● Exercise directions
Exactly and only the lines from the one with "Give me the" through the last line of the records need to be set down; please skip the pictures.

● Data for the task
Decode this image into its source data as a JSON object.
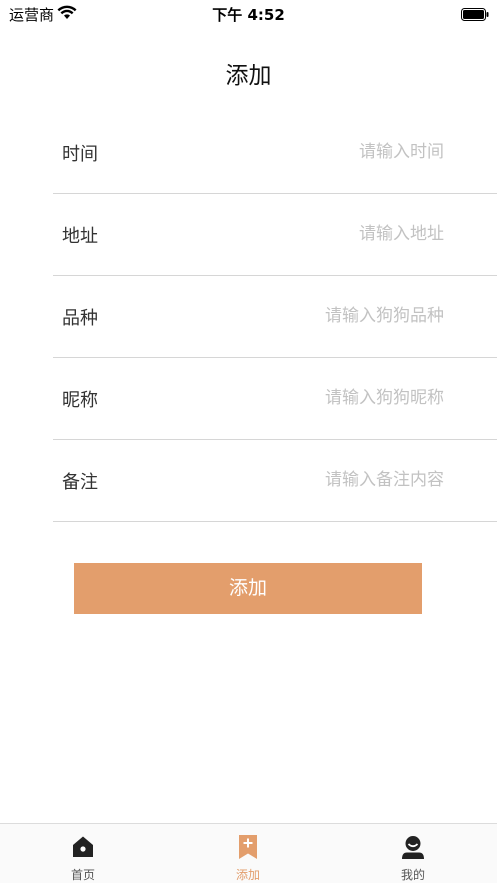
{
  "status_bar": {
    "carrier": "运营商",
    "time": "下午 4:52"
  },
  "nav": {
    "title": "添加"
  },
  "form": {
    "fields": [
      {
        "label": "时间",
        "placeholder": "请输入时间",
        "value": ""
      },
      {
        "label": "地址",
        "placeholder": "请输入地址",
        "value": ""
      },
      {
        "label": "品种",
        "placeholder": "请输入狗狗品种",
        "value": ""
      },
      {
        "label": "昵称",
        "placeholder": "请输入狗狗昵称",
        "value": ""
      },
      {
        "label": "备注",
        "placeholder": "请输入备注内容",
        "value": ""
      }
    ],
    "submit_label": "添加"
  },
  "tab_bar": {
    "tabs": [
      {
        "label": "首页",
        "icon": "home-icon",
        "active": false
      },
      {
        "label": "添加",
        "icon": "add-bookmark-icon",
        "active": true
      },
      {
        "label": "我的",
        "icon": "user-icon",
        "active": false
      }
    ]
  },
  "colors": {
    "accent": "#e39e6c",
    "placeholder": "#c2c2c2",
    "divider": "#d6d6d6",
    "tab_inactive_icon": "#222222"
  }
}
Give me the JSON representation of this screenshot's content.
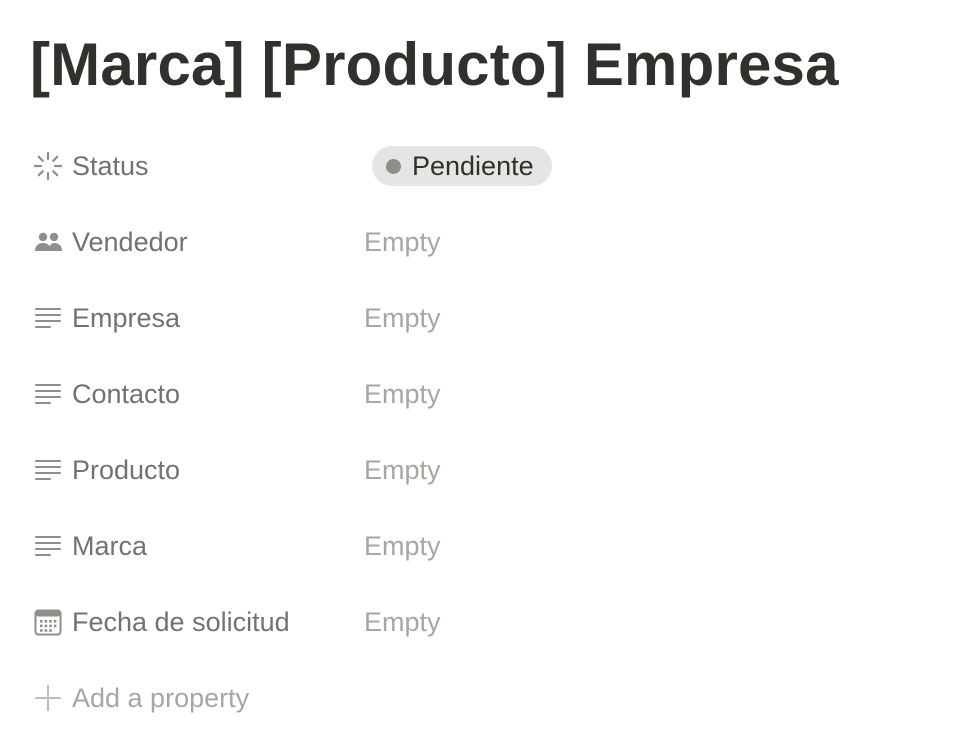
{
  "page": {
    "title": "[Marca] [Producto] Empresa"
  },
  "properties": [
    {
      "name": "Status",
      "icon": "status-icon",
      "type": "status",
      "value": "Pendiente"
    },
    {
      "name": "Vendedor",
      "icon": "people-icon",
      "type": "person",
      "value": "Empty"
    },
    {
      "name": "Empresa",
      "icon": "text-icon",
      "type": "text",
      "value": "Empty"
    },
    {
      "name": "Contacto",
      "icon": "text-icon",
      "type": "text",
      "value": "Empty"
    },
    {
      "name": "Producto",
      "icon": "text-icon",
      "type": "text",
      "value": "Empty"
    },
    {
      "name": "Marca",
      "icon": "text-icon",
      "type": "text",
      "value": "Empty"
    },
    {
      "name": "Fecha de solicitud",
      "icon": "calendar-icon",
      "type": "date",
      "value": "Empty"
    }
  ],
  "add_property": {
    "label": "Add a property",
    "icon": "plus-icon"
  },
  "colors": {
    "title": "#32302c",
    "label": "#73726e",
    "empty": "#a8a6a1",
    "status_pill": "#e6e5e3",
    "status_dot": "#8f8e8b"
  }
}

● Answer space
Give me the JSON representation of this screenshot's content.
{
  "page": {
    "title": "[Marca] [Producto] Empresa"
  },
  "properties": [
    {
      "name": "Status",
      "icon": "status-icon",
      "type": "status",
      "value": "Pendiente"
    },
    {
      "name": "Vendedor",
      "icon": "people-icon",
      "type": "person",
      "value": "Empty"
    },
    {
      "name": "Empresa",
      "icon": "text-icon",
      "type": "text",
      "value": "Empty"
    },
    {
      "name": "Contacto",
      "icon": "text-icon",
      "type": "text",
      "value": "Empty"
    },
    {
      "name": "Producto",
      "icon": "text-icon",
      "type": "text",
      "value": "Empty"
    },
    {
      "name": "Marca",
      "icon": "text-icon",
      "type": "text",
      "value": "Empty"
    },
    {
      "name": "Fecha de solicitud",
      "icon": "calendar-icon",
      "type": "date",
      "value": "Empty"
    }
  ],
  "add_property": {
    "label": "Add a property",
    "icon": "plus-icon"
  },
  "colors": {
    "title": "#32302c",
    "label": "#73726e",
    "empty": "#a8a6a1",
    "status_pill": "#e6e5e3",
    "status_dot": "#8f8e8b"
  }
}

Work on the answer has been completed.